But delegates heard removing the laws would also bring risks. It has already opened banks up to a new war with consumer groups that are vehemently opposing the bill. Moreover, responsible lending obligations are only a small part of the overall legal tapestry that banks will continue to get tangled in.
Subjective tests in the corporations law – including to act ‘honestly and fairly’, and with requisite levels of ‘care, skill and diligence’ – are combining with a new self-regulation code, plus expectations in the Banking Executive Accountability Regime. Earlier this month, Treasury introduced new legislation addressing 20 recommendations of the Hayne royal commission. These included anti-hawking, a deferred sales model for add-on insurance, and attaching civil penalties to breaches of financial services industry codes of conduct.
Gilbert + Tobin partner Richard Harris said ASIC may have overextended in responsible lending, but banks will need to maintain a collaborative approach with it and APRA. “I think there is a huge amount to be gained by a better more nuanced relationship,” he said.
He says the combination of laws and Hayne responses has created a concern among bank management teams and in boardrooms about meeting compliance duties, and how to manage risk. The paranoia is being exacerbated by big penalties for transgressions, as AUSTRAC’s prosecutions of Commonwealth Bank and Westpac illustrated, and the ongoing threat of class actions.
“This makes disclosure questions for major financial institutions much more fraught than they ever have been before,” Harris said. “Managing a large, listed financial institution is harder now than it ever has been.
“It means individuals running banks now run much greater risks — personal risks — and I think it is altering the emphasis and the management focus in a way that might not be what we need, particularly in this environment.”
While APRA assumes more from ASIC, banks don’t think that means they are set to get off more lightly. While APRA on Friday partly took its foot off the capital penalty it had applied to CBA, APRA is still holding a combined $2.5 billion of equity from banks as penalties given its ongoing concerns about conduct risk.
And Australian Banking Association chief executive Anna Bligh told the Summit that APRA will remain a strong regulator when it comes to residential mortgage lending standards through its so-called APG 223 document, even if it isn’t regulating down at the level of individual loans. In contrast, Gerard Brody, CEO of the Consumer Action Law Centre, is worried without the potential for borrowers to bring claims to court, banks won’t have the same incentive to apply decent standards.
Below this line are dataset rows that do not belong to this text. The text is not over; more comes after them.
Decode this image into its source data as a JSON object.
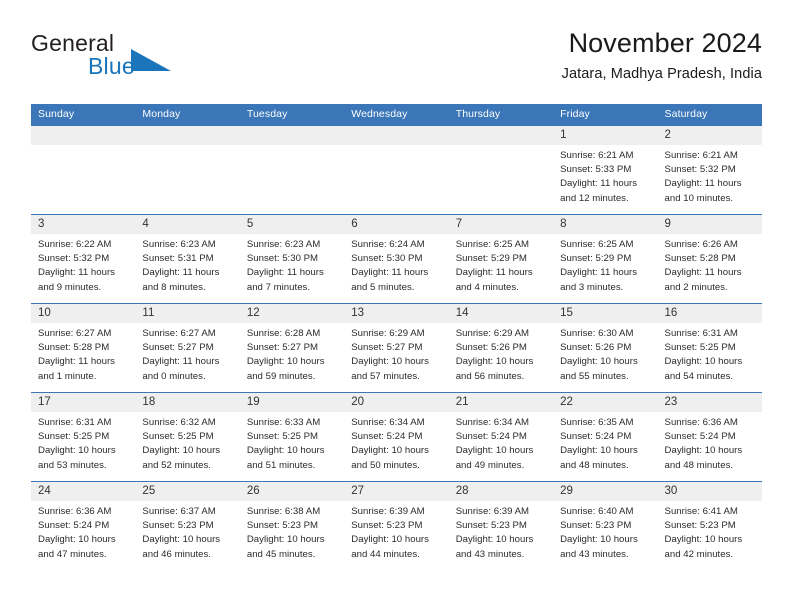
{
  "brand": {
    "word_one": "General",
    "word_two": "Blue",
    "triangle_color": "#1b75bb",
    "text_color": "#231f20",
    "blue_color": "#1b75bb"
  },
  "header": {
    "title": "November 2024",
    "location": "Jatara, Madhya Pradesh, India"
  },
  "theme": {
    "header_blue": "#3a76b8",
    "day_band_gray": "#efefef",
    "cell_white": "#ffffff",
    "text": "#2b2b2b"
  },
  "weekdays": [
    "Sunday",
    "Monday",
    "Tuesday",
    "Wednesday",
    "Thursday",
    "Friday",
    "Saturday"
  ],
  "weeks": [
    [
      {
        "day": "",
        "empty": true,
        "sunrise": "",
        "sunset": "",
        "daylight1": "",
        "daylight2": ""
      },
      {
        "day": "",
        "empty": true,
        "sunrise": "",
        "sunset": "",
        "daylight1": "",
        "daylight2": ""
      },
      {
        "day": "",
        "empty": true,
        "sunrise": "",
        "sunset": "",
        "daylight1": "",
        "daylight2": ""
      },
      {
        "day": "",
        "empty": true,
        "sunrise": "",
        "sunset": "",
        "daylight1": "",
        "daylight2": ""
      },
      {
        "day": "",
        "empty": true,
        "sunrise": "",
        "sunset": "",
        "daylight1": "",
        "daylight2": ""
      },
      {
        "day": "1",
        "empty": false,
        "sunrise": "Sunrise: 6:21 AM",
        "sunset": "Sunset: 5:33 PM",
        "daylight1": "Daylight: 11 hours",
        "daylight2": "and 12 minutes."
      },
      {
        "day": "2",
        "empty": false,
        "sunrise": "Sunrise: 6:21 AM",
        "sunset": "Sunset: 5:32 PM",
        "daylight1": "Daylight: 11 hours",
        "daylight2": "and 10 minutes."
      }
    ],
    [
      {
        "day": "3",
        "empty": false,
        "sunrise": "Sunrise: 6:22 AM",
        "sunset": "Sunset: 5:32 PM",
        "daylight1": "Daylight: 11 hours",
        "daylight2": "and 9 minutes."
      },
      {
        "day": "4",
        "empty": false,
        "sunrise": "Sunrise: 6:23 AM",
        "sunset": "Sunset: 5:31 PM",
        "daylight1": "Daylight: 11 hours",
        "daylight2": "and 8 minutes."
      },
      {
        "day": "5",
        "empty": false,
        "sunrise": "Sunrise: 6:23 AM",
        "sunset": "Sunset: 5:30 PM",
        "daylight1": "Daylight: 11 hours",
        "daylight2": "and 7 minutes."
      },
      {
        "day": "6",
        "empty": false,
        "sunrise": "Sunrise: 6:24 AM",
        "sunset": "Sunset: 5:30 PM",
        "daylight1": "Daylight: 11 hours",
        "daylight2": "and 5 minutes."
      },
      {
        "day": "7",
        "empty": false,
        "sunrise": "Sunrise: 6:25 AM",
        "sunset": "Sunset: 5:29 PM",
        "daylight1": "Daylight: 11 hours",
        "daylight2": "and 4 minutes."
      },
      {
        "day": "8",
        "empty": false,
        "sunrise": "Sunrise: 6:25 AM",
        "sunset": "Sunset: 5:29 PM",
        "daylight1": "Daylight: 11 hours",
        "daylight2": "and 3 minutes."
      },
      {
        "day": "9",
        "empty": false,
        "sunrise": "Sunrise: 6:26 AM",
        "sunset": "Sunset: 5:28 PM",
        "daylight1": "Daylight: 11 hours",
        "daylight2": "and 2 minutes."
      }
    ],
    [
      {
        "day": "10",
        "empty": false,
        "sunrise": "Sunrise: 6:27 AM",
        "sunset": "Sunset: 5:28 PM",
        "daylight1": "Daylight: 11 hours",
        "daylight2": "and 1 minute."
      },
      {
        "day": "11",
        "empty": false,
        "sunrise": "Sunrise: 6:27 AM",
        "sunset": "Sunset: 5:27 PM",
        "daylight1": "Daylight: 11 hours",
        "daylight2": "and 0 minutes."
      },
      {
        "day": "12",
        "empty": false,
        "sunrise": "Sunrise: 6:28 AM",
        "sunset": "Sunset: 5:27 PM",
        "daylight1": "Daylight: 10 hours",
        "daylight2": "and 59 minutes."
      },
      {
        "day": "13",
        "empty": false,
        "sunrise": "Sunrise: 6:29 AM",
        "sunset": "Sunset: 5:27 PM",
        "daylight1": "Daylight: 10 hours",
        "daylight2": "and 57 minutes."
      },
      {
        "day": "14",
        "empty": false,
        "sunrise": "Sunrise: 6:29 AM",
        "sunset": "Sunset: 5:26 PM",
        "daylight1": "Daylight: 10 hours",
        "daylight2": "and 56 minutes."
      },
      {
        "day": "15",
        "empty": false,
        "sunrise": "Sunrise: 6:30 AM",
        "sunset": "Sunset: 5:26 PM",
        "daylight1": "Daylight: 10 hours",
        "daylight2": "and 55 minutes."
      },
      {
        "day": "16",
        "empty": false,
        "sunrise": "Sunrise: 6:31 AM",
        "sunset": "Sunset: 5:25 PM",
        "daylight1": "Daylight: 10 hours",
        "daylight2": "and 54 minutes."
      }
    ],
    [
      {
        "day": "17",
        "empty": false,
        "sunrise": "Sunrise: 6:31 AM",
        "sunset": "Sunset: 5:25 PM",
        "daylight1": "Daylight: 10 hours",
        "daylight2": "and 53 minutes."
      },
      {
        "day": "18",
        "empty": false,
        "sunrise": "Sunrise: 6:32 AM",
        "sunset": "Sunset: 5:25 PM",
        "daylight1": "Daylight: 10 hours",
        "daylight2": "and 52 minutes."
      },
      {
        "day": "19",
        "empty": false,
        "sunrise": "Sunrise: 6:33 AM",
        "sunset": "Sunset: 5:25 PM",
        "daylight1": "Daylight: 10 hours",
        "daylight2": "and 51 minutes."
      },
      {
        "day": "20",
        "empty": false,
        "sunrise": "Sunrise: 6:34 AM",
        "sunset": "Sunset: 5:24 PM",
        "daylight1": "Daylight: 10 hours",
        "daylight2": "and 50 minutes."
      },
      {
        "day": "21",
        "empty": false,
        "sunrise": "Sunrise: 6:34 AM",
        "sunset": "Sunset: 5:24 PM",
        "daylight1": "Daylight: 10 hours",
        "daylight2": "and 49 minutes."
      },
      {
        "day": "22",
        "empty": false,
        "sunrise": "Sunrise: 6:35 AM",
        "sunset": "Sunset: 5:24 PM",
        "daylight1": "Daylight: 10 hours",
        "daylight2": "and 48 minutes."
      },
      {
        "day": "23",
        "empty": false,
        "sunrise": "Sunrise: 6:36 AM",
        "sunset": "Sunset: 5:24 PM",
        "daylight1": "Daylight: 10 hours",
        "daylight2": "and 48 minutes."
      }
    ],
    [
      {
        "day": "24",
        "empty": false,
        "sunrise": "Sunrise: 6:36 AM",
        "sunset": "Sunset: 5:24 PM",
        "daylight1": "Daylight: 10 hours",
        "daylight2": "and 47 minutes."
      },
      {
        "day": "25",
        "empty": false,
        "sunrise": "Sunrise: 6:37 AM",
        "sunset": "Sunset: 5:23 PM",
        "daylight1": "Daylight: 10 hours",
        "daylight2": "and 46 minutes."
      },
      {
        "day": "26",
        "empty": false,
        "sunrise": "Sunrise: 6:38 AM",
        "sunset": "Sunset: 5:23 PM",
        "daylight1": "Daylight: 10 hours",
        "daylight2": "and 45 minutes."
      },
      {
        "day": "27",
        "empty": false,
        "sunrise": "Sunrise: 6:39 AM",
        "sunset": "Sunset: 5:23 PM",
        "daylight1": "Daylight: 10 hours",
        "daylight2": "and 44 minutes."
      },
      {
        "day": "28",
        "empty": false,
        "sunrise": "Sunrise: 6:39 AM",
        "sunset": "Sunset: 5:23 PM",
        "daylight1": "Daylight: 10 hours",
        "daylight2": "and 43 minutes."
      },
      {
        "day": "29",
        "empty": false,
        "sunrise": "Sunrise: 6:40 AM",
        "sunset": "Sunset: 5:23 PM",
        "daylight1": "Daylight: 10 hours",
        "daylight2": "and 43 minutes."
      },
      {
        "day": "30",
        "empty": false,
        "sunrise": "Sunrise: 6:41 AM",
        "sunset": "Sunset: 5:23 PM",
        "daylight1": "Daylight: 10 hours",
        "daylight2": "and 42 minutes."
      }
    ]
  ]
}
Despite pressures from Canberra, ASIC is still intending to use the courts to run test cases against transgressions and use its new and more flexible powers.
“We understand, and expect, we won’t always be successful in our enforcement action. And nor should we be – lest we fall into the trap of pursuing the easy wins,” acting chairwoman Karen Chester told the Summit.
Her address detailed a significant shift for ASIC, from a one-size-fits-all, blanket approach, to one that is more bespoke, with targeted intervention. Product intervention powers and design and distribution obligations are examples.
“At ASIC we recognise that this is a time of a potential ‘new better’ for regulators and for business – where boards step in early and step up decisively to manage both financial and non-financial risk,” Chester said. “And with that ‘step in and step up’ by business, ASIC can step back. To only intervene when the data [of early warning signs] of harm and misconduct require us to do so.”
Banks and their advisers are also scratching their heads about the type of guidance that regulators will provide in the future, which helps institutions make sense of principle-based laws, but needs to provide for appropriate discretion to make complex decisions.
The government has regulators under pressure not to get involved in quasi policy making; Frydenberg presented case studies to the Summit of seemingly good borrowers being denied credit or tripped up by burdensome processes to support arguments ASIC went too far in responsible lending. But ASIC and APRA will need to continue to provide guidance, because it reduces the risk of falling foul of uncertain duties.
“I think at a high level, most, if not all, banks would say, in the right environment, principles-based legislation gives them the opportunity to have the flexibility to get the right outcomes for individual customers, and tailored to their circumstances,” Bligh said.
“But principles-based regulation requires the exercise of judgment and often subjective judgment, not always by senior people but credit assessment officers in regional branches. They’re not senior executives on big salaries. They’re making a finely-tuned judgment about whether they’re going to make a loan to that little business [but] don’t want to take the personal risk of making a [decision] that might, in four years time, be judged to have been the wrong call. And the pandemic makes it even more complicated.”
As Deloitte partner Karen Dell-Toll observed, banks aren’t likely to deliberately lend money to customers who are not going to be able to repay them back, but errors relating to individual loans do happen. So the interaction of the ABA code of conduct, Corporations Act, and new ASIC powers could still be triggered. Meanwhile, she reckons the ongoing power of the Australian Financial Complaints Authority (AFCA) is probably being under-estimated.
“What we are really relying on is a patchwork of new and old regulation,” Dell-Toll said. “I think it’s really important to think about the design of regulation to make sure things actually hang together appropriately.
“I guess the question is going to be AFCA. The sleeper issue is what it will say on what banks should be doing – and how much will it take the old responsible lending approaches into account in determining that.”